Cellular Landscaping: Predicting How, and How Fast, Cells Will Change
A research team at NIST has developed a model for making quantifiable predictions of how a group of cells will react and change in response to a given environment or stimulus—and how quickly.
Monday, November 05, 2012
Scientific News
The Changing Tides of the In Vitro Diagnostics Market
With the increasing focus in personalized medicine, diagnostics plays a crucial role in patient monitoring.
LaVision BioTec Reports on the Neuro Research on the Human Brain After Trauma
Company reports on the work of Dr Ali Ertürk from the Institute for Stroke and Dementia Research at LMU Munich.
NIH Study Shows No Benefit of Omega-3 Supplements for Cognitive Decline
Research was published in the Journal of the American Medical Association.
Less May Be More in Slowing Cholera Epidemics
Mathematical model shows more cases may be prevented and more lives saved when using one dose of cholera vaccine instead of recommended two doses.
Investigating the Vape
Expert independent review concludes that e-cigarettes have potential to help smokers quit.
NIH Launches Human RSV Study
Study aims to understand infection in healthy adults to aid development of RSV medicines, vaccines.
Researchers Discover Synthesis of a New Nanomaterial
Interdisciplinary team creates biocomposite for first time using physiological conditions.
Poor Survival Rates in Leukemia Linked to Persistent Genetic Mutations
For patients with an often-deadly form of leukemia, new research suggests that lingering cancer-related mutations – detected after initial treatment with chemotherapy – are associated with an increased risk of relapse and poor survival.
Flu Remedies Help Combat E. coli Bacteria
Physiologists from the University of Zurich have now discovered why the intestinal bacterium Escherichia coli (E. coli) multiplies heavily and has an inflammatory effect.
Marijuana Genome Unraveled
A study by Canadian researchers is providing a clearer picture of the evolutionary history and genetic organization of cannabis, a step that could have agricultural, medical and legal implications for this valuable crop.
Scroll Up
Scroll Down
Skyscraper Banner

Skyscraper Banner
Go to LabTube
Go to eposters
 
Access to the latest scientific news
Exclusive articles
Upload and share your posters on ePosters
Latest presentations and webinars

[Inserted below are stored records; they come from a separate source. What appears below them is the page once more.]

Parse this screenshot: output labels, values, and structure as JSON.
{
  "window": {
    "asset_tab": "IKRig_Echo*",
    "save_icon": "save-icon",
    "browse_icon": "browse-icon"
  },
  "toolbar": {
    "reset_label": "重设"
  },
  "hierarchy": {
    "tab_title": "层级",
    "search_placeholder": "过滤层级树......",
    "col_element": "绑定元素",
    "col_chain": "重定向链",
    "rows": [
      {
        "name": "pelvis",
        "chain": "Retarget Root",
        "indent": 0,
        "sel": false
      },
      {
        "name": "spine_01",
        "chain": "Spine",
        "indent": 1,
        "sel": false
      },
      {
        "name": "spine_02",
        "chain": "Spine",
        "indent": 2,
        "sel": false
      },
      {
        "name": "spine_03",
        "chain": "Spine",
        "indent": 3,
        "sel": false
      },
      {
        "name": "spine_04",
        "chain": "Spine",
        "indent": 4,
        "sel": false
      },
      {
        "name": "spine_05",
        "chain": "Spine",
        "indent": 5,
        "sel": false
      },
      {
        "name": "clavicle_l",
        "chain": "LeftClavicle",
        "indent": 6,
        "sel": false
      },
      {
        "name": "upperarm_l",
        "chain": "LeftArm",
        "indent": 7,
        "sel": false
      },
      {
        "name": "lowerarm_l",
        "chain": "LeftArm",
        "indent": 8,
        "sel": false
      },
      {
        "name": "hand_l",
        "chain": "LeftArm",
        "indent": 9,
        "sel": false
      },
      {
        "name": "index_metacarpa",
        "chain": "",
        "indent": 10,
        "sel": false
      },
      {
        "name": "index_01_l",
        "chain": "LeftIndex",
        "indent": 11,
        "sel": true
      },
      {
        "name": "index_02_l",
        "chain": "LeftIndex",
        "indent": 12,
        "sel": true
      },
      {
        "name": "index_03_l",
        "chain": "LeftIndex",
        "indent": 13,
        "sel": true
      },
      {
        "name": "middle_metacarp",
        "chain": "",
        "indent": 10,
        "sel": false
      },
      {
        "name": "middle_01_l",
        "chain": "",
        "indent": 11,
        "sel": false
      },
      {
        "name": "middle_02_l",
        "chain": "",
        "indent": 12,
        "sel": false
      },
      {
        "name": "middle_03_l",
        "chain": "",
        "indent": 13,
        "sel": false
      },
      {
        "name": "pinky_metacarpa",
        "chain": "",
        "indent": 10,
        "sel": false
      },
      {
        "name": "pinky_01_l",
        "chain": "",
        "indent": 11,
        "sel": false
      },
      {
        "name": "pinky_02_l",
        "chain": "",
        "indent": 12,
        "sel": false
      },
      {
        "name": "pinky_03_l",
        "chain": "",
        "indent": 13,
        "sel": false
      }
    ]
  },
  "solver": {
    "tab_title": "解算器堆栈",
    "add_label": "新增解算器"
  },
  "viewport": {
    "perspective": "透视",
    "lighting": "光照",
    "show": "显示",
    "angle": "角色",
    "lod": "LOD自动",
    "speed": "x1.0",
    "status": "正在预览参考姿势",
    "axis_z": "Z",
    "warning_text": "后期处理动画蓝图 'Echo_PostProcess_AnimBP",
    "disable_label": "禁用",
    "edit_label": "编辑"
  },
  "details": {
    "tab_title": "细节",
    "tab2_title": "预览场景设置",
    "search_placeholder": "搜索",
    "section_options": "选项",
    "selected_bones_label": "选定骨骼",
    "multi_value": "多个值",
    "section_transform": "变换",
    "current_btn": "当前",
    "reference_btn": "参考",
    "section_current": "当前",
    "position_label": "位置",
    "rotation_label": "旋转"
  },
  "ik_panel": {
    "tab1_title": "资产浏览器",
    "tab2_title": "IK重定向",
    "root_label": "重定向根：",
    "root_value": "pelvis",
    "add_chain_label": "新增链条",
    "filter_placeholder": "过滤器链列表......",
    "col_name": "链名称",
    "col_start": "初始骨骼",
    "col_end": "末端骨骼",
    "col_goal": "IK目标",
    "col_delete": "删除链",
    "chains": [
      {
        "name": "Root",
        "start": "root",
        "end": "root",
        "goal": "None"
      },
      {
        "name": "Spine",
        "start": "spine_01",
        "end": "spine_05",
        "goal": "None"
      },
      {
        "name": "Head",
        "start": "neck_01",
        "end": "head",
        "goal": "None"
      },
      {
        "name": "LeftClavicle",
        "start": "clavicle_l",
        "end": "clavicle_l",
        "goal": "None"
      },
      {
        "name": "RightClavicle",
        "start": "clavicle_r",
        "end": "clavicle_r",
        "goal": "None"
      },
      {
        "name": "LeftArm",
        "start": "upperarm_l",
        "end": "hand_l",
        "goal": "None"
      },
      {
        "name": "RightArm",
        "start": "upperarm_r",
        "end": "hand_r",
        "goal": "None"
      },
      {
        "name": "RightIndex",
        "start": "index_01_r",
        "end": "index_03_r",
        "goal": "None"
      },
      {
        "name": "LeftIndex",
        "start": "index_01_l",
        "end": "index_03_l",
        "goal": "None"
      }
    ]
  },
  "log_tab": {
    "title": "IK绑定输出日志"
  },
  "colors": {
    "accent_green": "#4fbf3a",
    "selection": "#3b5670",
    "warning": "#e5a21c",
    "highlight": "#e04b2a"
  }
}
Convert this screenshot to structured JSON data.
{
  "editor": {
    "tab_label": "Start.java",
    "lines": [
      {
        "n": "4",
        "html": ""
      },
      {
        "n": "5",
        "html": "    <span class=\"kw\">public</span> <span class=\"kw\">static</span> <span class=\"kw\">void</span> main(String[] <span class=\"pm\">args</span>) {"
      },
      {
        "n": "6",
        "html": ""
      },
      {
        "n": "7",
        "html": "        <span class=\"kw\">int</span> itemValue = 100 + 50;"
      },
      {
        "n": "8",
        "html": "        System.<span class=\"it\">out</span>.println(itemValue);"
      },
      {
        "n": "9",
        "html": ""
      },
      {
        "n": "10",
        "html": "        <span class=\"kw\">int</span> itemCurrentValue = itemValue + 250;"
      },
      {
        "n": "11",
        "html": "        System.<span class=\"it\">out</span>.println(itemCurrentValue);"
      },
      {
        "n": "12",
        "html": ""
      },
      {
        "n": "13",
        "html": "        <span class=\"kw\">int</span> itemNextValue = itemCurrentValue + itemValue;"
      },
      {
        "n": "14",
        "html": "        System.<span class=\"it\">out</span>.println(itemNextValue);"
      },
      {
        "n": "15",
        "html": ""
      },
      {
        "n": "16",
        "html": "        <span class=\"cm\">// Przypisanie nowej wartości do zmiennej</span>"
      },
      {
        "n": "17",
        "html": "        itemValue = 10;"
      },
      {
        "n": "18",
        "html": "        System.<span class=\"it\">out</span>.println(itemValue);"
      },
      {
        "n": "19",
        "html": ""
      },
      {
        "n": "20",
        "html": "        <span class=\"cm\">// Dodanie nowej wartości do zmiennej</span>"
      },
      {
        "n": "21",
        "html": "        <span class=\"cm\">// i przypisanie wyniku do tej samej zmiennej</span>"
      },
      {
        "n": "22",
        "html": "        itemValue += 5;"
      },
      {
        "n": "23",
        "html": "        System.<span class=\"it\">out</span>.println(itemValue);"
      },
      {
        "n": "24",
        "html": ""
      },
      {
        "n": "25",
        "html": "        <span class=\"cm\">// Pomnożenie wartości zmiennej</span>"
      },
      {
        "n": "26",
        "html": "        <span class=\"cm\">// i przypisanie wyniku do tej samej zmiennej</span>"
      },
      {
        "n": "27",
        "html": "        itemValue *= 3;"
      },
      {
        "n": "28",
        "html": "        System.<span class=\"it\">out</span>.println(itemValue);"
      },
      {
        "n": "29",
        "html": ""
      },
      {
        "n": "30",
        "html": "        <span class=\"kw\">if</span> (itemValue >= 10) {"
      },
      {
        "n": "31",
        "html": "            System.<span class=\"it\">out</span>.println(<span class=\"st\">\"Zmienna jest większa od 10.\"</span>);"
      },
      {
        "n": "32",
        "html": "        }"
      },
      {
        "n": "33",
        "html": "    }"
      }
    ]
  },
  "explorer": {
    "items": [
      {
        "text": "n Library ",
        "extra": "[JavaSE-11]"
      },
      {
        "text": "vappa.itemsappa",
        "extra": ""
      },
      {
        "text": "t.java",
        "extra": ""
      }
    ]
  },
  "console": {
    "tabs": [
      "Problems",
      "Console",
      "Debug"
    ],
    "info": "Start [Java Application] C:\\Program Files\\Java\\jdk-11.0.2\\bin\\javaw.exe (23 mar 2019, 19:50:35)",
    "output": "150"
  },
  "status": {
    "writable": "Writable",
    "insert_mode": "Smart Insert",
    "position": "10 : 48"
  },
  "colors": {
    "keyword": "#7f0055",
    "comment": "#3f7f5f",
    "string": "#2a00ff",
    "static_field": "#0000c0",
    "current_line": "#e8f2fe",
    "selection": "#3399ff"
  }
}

View a library of 1,800+ scientific and medical posters
2,500+ scientific and medical posters
A library of 2,500+ scientific videos on LabTube
3,700+ scientific videos
Close
Premium CrownJOIN TECHNOLOGY NETWORKS PREMIUM FREE!